Collect each line of the records containing the string "Cash".

● ● ● ● ● ● ●

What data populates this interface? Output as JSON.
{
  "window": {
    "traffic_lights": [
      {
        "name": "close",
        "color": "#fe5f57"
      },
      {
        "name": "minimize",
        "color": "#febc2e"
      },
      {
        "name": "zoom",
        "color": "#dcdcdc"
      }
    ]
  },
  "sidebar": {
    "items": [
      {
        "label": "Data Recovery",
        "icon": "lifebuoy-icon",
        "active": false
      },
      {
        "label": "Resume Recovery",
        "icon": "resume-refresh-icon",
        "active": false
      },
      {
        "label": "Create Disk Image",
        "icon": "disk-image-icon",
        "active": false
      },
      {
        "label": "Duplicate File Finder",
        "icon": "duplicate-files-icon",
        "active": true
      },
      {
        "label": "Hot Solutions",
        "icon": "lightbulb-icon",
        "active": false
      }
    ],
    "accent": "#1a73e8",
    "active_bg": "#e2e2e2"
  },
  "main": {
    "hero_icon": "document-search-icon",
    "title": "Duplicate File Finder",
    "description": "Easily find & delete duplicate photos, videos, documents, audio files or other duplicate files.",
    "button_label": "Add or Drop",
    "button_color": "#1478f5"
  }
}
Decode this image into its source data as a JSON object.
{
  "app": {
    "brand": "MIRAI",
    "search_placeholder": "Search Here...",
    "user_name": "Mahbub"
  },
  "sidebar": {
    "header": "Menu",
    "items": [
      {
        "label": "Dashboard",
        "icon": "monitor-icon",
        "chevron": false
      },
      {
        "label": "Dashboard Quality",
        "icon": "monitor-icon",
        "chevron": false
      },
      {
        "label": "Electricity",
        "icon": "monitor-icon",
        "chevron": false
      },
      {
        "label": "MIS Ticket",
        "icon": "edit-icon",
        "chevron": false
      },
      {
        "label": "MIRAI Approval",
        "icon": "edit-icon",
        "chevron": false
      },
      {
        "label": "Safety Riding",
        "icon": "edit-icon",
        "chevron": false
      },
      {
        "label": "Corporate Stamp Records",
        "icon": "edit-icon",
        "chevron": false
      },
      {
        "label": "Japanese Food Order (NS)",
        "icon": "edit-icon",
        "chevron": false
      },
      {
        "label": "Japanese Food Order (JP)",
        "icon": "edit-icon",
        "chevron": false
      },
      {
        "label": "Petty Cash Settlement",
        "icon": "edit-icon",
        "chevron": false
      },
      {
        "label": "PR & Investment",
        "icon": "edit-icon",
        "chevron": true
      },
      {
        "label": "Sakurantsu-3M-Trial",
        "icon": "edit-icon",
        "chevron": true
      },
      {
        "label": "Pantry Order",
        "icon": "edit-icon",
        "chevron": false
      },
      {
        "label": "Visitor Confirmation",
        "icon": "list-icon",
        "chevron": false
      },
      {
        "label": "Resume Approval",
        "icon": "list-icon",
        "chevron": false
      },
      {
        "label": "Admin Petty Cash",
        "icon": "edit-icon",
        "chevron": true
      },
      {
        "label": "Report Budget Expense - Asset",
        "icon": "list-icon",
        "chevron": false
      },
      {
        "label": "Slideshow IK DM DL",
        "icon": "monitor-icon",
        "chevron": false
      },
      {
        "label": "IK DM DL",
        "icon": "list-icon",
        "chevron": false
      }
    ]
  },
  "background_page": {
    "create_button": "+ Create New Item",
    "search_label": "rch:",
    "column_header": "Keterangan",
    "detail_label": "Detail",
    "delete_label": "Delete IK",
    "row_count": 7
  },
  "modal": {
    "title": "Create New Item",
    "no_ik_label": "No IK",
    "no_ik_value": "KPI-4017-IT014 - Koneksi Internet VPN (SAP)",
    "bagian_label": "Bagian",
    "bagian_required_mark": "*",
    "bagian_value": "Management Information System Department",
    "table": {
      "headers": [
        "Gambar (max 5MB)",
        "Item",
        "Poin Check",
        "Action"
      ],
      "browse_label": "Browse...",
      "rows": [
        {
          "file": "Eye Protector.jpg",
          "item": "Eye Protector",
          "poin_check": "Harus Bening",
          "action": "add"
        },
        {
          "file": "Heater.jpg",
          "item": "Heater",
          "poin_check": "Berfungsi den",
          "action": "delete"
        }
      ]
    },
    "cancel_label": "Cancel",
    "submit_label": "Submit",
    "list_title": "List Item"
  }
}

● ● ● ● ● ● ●

**Solution to the exercise:**
        "label": "Petty Cash Settlement",
        "label": "Admin Petty Cash",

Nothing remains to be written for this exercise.